'Riding a wave of support'
Volunteer efforts are winding down here in the aftermath of the June 17 tornado thanks to an outpouring of support from around the region.
Earlier this week, the volunteer center at the former Pamida store closed down.
However, there will be opportunities for organized groups to volunteer in the future as needs arise.
More than 3,100 volunteers registered through the center and completed about 300 work orders in Wadena and the surrounding area.
Volunteers came from all around Minnesota, North Dakota and Wisconsin.
"We have been overwhelmed with the volume of people that have wanted to come and help," said Diane Thorson, Otter Tail County Public Health director, who worked with registering the volunteers.
Nearly 200 volunteers worked in Wadena on Wednesday, clearing debris from the cemetery, public swimming pool, fairgrounds and neighborhoods in the southwest part of town, which was hardest hit by the tornado.
Tracy Davis, a Wadena native who now lives in the Twin Cities, brought a busload of students from the Hubert H. Humphrey Job Corps Center in St. Paul to volunteer Wednesday.
"This is where I grew up, so it means a lot to me that things get done," said Davis, 28.
The group, which included 37 students from ages 16 to 24, sorted debris into piles and cleared tree debris from the cemetery.

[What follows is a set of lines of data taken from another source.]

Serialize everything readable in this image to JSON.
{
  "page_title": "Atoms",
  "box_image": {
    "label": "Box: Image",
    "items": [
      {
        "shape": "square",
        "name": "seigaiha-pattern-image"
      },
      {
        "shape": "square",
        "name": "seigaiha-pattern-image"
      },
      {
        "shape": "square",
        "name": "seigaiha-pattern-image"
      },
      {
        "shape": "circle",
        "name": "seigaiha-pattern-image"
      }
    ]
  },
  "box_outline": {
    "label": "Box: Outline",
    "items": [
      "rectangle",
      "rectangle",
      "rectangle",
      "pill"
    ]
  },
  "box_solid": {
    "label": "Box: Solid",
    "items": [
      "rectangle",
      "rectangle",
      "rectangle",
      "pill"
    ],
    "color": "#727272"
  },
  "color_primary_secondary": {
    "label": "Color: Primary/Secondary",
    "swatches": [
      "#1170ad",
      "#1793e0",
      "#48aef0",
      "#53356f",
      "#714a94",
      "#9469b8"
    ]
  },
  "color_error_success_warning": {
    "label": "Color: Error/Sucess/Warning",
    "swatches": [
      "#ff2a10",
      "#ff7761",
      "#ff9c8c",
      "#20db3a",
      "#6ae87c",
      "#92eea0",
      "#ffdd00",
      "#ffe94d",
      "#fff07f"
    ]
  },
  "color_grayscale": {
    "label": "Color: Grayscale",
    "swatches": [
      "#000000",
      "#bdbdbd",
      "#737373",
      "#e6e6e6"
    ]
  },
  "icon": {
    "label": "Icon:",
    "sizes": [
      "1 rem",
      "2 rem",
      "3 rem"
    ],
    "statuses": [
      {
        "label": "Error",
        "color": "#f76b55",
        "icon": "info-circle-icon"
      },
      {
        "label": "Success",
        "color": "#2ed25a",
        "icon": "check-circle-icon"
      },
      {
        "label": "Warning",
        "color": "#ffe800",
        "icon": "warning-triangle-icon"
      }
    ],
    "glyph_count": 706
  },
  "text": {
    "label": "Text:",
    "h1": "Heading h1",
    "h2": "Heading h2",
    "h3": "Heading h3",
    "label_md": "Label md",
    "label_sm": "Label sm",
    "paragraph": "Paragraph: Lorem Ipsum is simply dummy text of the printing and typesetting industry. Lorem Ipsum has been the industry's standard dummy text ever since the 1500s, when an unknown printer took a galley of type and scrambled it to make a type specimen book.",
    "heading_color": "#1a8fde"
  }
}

It was the second time Davis had visited her hometown since the June 17 tornado.
"It's a lot better than before," Davis said of the progress.
Mayor Wayne Wolden said he can't even keep track of all the support Wadena residents have received.
Communities around Wadena have been doing fundraisers, from the car washes in Fergus Falls to a radio fundraiser in Detroit Lakes, Wolden said.
"We've been riding a wave of support," he said.
How to help
Only organized volunteer groups are being accepted in Wadena starting today. The group leader should call 211 from a landline or (800) 543-7709 from a cell phone to register.